DATA PROVIDED:

* * * * *

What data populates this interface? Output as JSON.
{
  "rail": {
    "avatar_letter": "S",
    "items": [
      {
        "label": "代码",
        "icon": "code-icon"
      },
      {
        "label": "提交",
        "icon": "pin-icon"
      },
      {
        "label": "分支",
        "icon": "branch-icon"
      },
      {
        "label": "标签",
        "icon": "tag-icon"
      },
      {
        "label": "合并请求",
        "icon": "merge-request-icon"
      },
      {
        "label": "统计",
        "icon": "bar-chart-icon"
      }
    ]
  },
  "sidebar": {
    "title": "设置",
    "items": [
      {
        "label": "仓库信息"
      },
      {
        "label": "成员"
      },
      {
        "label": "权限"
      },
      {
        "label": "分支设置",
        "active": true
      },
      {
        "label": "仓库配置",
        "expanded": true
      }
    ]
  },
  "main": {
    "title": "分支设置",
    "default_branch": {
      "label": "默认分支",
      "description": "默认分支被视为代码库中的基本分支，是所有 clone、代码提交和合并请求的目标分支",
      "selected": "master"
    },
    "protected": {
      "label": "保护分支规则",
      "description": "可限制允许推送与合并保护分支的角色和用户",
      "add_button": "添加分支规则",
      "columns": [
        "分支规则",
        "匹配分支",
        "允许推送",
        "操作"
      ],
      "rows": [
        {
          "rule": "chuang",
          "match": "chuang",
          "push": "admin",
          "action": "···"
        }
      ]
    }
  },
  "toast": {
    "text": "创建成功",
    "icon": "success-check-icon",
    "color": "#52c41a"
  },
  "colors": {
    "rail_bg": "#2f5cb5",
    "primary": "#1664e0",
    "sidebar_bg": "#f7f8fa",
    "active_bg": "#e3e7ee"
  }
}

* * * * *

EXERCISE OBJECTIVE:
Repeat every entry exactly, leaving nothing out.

TASK SOLUTION:
What data populates this interface? Output as JSON.
{
  "rail": {
    "avatar_letter": "S",
    "items": [
      {
        "label": "代码",
        "icon": "code-icon"
      },
      {
        "label": "提交",
        "icon": "pin-icon"
      },
      {
        "label": "分支",
        "icon": "branch-icon"
      },
      {
        "label": "标签",
        "icon": "tag-icon"
      },
      {
        "label": "合并请求",
        "icon": "merge-request-icon"
      },
      {
        "label": "统计",
        "icon": "bar-chart-icon"
      }
    ]
  },
  "sidebar": {
    "title": "设置",
    "items": [
      {
        "label": "仓库信息"
      },
      {
        "label": "成员"
      },
      {
        "label": "权限"
      },
      {
        "label": "分支设置",
        "active": true
      },
      {
        "label": "仓库配置",
        "expanded": true
      }
    ]
  },
  "main": {
    "title": "分支设置",
    "default_branch": {
      "label": "默认分支",
      "description": "默认分支被视为代码库中的基本分支，是所有 clone、代码提交和合并请求的目标分支",
      "selected": "master"
    },
    "protected": {
      "label": "保护分支规则",
      "description": "可限制允许推送与合并保护分支的角色和用户",
      "add_button": "添加分支规则",
      "columns": [
        "分支规则",
        "匹配分支",
        "允许推送",
        "操作"
      ],
      "rows": [
        {
          "rule": "chuang",
          "match": "chuang",
          "push": "admin",
          "action": "···"
        }
      ]
    }
  },
  "toast": {
    "text": "创建成功",
    "icon": "success-check-icon",
    "color": "#52c41a"
  },
  "colors": {
    "rail_bg": "#2f5cb5",
    "primary": "#1664e0",
    "sidebar_bg": "#f7f8fa",
    "active_bg": "#e3e7ee"
  }
}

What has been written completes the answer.